I think this is part of why American liberals prefer to mock and laugh at the remarks of Rush Limbaugh and other American right-wing responses to Pope Francis. Right-wing nuts help support their narrative. Pope Francis is a figure that many liberals really like, but he does not fit nicely within the traditional liberal vs. conservative narrative.
Sometimes we should question the narrative.
In particular we should ask: Who benefits from this narrative?
Primarily groups like the Democratic Party and the major liberal special interest groups benefit from this narrative. By keeping our attention on the Koch brothers, Fox News, and talk radio, we are distracted.
The Democrats are not “those crazies.” Good for them, but that is hardly impressive.
But who are they serving? It is not the poor. It is the wealthy and the connected that fund their organizations and their campaigns. Some Democratic politicians talk about inequality and poverty, but they are scared to death of terms such as “the redistribution of wealth.” Why? Because they are scared to bite the hand that feeds them.
No religious voice should be completely comfortable with any political party, especially any of the major big-money parties. If anything is of the world, it would be political parties. Christian voices should inherently be in tension with the ways of the world. This does not mean that Christians should not be involved in politics or with political parties. I actually think party participation is very important. However, the critique offered by the Pope is deeper and more sweeping than our normal partisan bickering. If you only see it as reinforcing your partisan narrative, your are missing the point.
The critique offered by Pope Francis challenges all of us. To make this a matter of left vs. right misses the point. He is not critiquing the other guy. He is critiquing all of us.
If anything, the liberal vs. conservative political narrative fails to provide the “spirit of solidarity” which is needed in order to tackle the serious issues that devastate the large segments of the human family that have been “cast off” or “left behind.”
Pope Francis is providing both a loud voice and leadership when it comes to the critique of injustice in our world. I value this immensely and I am not even Catholic. However, we are missing an opportunity if we do not act to achieve these goals. While we might not be able to change our political foes, we can start by re-evaluating our own paradigms and our own tactics.

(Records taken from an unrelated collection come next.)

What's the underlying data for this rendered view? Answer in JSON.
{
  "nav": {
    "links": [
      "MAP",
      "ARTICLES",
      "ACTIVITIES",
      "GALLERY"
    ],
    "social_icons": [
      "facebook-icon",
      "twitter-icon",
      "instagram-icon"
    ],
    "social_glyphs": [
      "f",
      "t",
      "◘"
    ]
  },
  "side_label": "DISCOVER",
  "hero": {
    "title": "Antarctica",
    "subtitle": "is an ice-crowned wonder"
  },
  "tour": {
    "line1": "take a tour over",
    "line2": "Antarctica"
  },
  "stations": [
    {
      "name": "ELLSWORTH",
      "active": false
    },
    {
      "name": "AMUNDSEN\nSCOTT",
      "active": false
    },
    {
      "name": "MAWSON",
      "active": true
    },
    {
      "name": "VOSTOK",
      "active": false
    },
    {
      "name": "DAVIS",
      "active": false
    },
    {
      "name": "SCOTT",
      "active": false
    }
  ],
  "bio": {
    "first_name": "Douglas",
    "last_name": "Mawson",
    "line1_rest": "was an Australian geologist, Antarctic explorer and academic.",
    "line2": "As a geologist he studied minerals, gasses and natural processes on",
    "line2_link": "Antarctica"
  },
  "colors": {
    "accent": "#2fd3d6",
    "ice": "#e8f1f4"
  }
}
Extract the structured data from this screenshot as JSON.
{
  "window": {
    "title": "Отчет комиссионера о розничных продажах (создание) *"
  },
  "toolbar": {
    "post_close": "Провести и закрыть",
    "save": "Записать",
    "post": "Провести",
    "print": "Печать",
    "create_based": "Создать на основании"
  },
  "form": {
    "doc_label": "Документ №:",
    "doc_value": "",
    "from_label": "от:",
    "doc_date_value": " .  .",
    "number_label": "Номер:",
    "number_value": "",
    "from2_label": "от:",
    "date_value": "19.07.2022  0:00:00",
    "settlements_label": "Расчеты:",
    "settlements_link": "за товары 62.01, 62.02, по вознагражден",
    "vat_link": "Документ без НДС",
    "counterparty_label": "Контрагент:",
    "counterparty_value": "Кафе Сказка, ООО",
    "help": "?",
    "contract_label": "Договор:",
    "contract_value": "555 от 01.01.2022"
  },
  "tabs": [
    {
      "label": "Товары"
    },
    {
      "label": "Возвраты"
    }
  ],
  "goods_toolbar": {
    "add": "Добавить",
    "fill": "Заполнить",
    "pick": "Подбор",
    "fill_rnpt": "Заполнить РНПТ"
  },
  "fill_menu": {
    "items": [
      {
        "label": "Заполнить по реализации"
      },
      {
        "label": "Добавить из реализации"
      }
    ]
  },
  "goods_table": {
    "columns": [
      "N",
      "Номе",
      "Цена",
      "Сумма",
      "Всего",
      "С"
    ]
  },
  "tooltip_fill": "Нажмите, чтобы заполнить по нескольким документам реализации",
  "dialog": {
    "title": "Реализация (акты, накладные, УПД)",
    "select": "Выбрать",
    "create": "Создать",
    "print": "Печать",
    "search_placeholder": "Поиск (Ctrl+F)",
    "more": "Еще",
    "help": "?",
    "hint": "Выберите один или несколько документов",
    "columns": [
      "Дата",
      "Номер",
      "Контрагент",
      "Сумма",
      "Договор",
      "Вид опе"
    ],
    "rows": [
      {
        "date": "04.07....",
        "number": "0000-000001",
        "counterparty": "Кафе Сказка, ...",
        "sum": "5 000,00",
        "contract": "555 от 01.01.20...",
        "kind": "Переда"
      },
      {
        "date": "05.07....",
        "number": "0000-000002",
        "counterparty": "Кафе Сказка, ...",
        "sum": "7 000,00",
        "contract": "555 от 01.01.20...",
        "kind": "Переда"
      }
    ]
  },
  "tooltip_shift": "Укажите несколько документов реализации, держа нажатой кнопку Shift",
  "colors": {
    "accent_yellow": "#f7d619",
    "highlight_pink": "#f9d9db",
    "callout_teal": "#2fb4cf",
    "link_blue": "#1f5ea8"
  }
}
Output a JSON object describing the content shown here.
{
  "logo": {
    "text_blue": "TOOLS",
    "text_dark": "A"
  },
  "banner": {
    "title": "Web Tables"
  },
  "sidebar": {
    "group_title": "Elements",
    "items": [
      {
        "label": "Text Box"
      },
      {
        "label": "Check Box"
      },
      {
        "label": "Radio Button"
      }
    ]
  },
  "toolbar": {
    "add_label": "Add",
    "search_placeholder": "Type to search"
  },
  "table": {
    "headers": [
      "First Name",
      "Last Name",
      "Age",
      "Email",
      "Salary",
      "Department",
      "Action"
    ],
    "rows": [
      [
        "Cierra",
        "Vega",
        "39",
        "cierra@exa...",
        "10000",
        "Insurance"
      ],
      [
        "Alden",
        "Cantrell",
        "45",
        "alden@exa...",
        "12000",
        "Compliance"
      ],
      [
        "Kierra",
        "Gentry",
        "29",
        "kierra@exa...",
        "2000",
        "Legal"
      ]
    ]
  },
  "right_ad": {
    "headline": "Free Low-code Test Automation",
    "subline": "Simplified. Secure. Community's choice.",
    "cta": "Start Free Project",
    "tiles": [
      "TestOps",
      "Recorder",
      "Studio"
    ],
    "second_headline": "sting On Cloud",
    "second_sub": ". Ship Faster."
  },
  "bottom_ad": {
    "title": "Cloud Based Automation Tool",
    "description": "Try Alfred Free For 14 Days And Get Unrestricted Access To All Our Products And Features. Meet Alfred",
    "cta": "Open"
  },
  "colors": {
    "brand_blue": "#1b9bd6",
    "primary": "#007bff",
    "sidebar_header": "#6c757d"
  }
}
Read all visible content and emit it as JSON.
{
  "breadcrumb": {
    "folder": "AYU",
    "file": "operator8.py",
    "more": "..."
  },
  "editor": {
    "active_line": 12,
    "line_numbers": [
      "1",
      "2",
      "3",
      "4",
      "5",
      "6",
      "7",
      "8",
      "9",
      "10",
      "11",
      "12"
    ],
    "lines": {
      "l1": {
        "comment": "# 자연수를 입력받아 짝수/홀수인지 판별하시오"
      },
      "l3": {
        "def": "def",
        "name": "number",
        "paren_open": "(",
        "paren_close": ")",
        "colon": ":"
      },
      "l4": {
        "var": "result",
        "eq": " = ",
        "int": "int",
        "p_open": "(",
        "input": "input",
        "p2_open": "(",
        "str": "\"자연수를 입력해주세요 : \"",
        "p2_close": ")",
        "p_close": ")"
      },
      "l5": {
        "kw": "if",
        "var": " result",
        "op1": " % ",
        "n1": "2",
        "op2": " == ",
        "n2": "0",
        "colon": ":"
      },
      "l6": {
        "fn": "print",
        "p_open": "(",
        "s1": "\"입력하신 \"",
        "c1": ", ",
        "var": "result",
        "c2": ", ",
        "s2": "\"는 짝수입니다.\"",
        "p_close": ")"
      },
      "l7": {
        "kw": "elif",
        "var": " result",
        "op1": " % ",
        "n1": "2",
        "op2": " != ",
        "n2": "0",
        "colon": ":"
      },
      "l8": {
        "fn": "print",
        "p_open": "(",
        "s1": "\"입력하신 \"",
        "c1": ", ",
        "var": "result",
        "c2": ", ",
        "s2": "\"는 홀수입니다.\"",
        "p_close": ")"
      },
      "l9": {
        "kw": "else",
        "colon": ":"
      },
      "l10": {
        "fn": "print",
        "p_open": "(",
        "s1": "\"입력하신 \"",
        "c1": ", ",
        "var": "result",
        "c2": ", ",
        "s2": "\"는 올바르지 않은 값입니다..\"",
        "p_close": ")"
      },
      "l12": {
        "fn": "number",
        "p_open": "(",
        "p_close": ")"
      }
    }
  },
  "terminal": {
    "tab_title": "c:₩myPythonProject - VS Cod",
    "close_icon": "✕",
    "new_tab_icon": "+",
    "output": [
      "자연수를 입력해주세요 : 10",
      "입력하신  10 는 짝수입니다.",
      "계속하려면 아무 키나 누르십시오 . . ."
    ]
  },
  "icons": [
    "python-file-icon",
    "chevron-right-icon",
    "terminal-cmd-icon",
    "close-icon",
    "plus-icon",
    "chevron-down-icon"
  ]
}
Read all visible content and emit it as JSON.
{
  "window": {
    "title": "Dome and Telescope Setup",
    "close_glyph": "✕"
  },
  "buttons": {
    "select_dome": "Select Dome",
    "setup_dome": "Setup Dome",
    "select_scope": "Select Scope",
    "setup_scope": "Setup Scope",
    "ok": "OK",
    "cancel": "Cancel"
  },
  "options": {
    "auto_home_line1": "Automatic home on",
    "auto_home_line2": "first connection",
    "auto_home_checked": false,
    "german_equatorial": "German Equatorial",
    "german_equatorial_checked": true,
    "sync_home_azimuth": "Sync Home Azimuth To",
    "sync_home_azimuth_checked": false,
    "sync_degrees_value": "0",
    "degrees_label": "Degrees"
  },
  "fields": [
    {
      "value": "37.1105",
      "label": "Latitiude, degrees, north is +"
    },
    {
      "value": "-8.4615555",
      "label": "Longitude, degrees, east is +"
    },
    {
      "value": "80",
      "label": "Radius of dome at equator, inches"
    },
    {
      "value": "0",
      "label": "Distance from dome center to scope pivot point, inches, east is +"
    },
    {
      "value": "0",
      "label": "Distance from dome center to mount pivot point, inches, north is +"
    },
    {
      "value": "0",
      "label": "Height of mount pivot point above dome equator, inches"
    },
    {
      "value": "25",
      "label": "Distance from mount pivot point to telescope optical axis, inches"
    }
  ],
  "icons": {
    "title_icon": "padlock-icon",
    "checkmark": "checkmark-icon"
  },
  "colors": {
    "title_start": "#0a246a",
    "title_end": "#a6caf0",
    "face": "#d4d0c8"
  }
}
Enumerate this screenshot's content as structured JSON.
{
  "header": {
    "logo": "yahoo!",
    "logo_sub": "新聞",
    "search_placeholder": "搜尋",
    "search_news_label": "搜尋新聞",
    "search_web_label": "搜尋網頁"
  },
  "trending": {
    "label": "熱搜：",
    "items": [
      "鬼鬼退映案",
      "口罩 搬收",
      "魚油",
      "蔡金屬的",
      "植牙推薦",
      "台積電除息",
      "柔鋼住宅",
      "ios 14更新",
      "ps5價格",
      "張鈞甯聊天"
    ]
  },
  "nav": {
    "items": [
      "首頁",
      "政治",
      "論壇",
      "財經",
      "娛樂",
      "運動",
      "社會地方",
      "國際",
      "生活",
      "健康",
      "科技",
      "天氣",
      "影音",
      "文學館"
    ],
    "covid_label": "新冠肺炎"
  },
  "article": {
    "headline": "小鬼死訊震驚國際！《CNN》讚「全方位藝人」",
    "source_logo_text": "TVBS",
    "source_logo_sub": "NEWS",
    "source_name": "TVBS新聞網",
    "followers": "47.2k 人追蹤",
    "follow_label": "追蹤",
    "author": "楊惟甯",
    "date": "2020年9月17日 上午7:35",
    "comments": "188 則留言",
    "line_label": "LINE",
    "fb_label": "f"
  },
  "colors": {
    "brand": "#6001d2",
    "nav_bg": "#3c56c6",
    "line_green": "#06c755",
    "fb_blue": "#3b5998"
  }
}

This is a great opportunity. What a shame it would be if we squandered it wasting our time mocking Ann Coulter.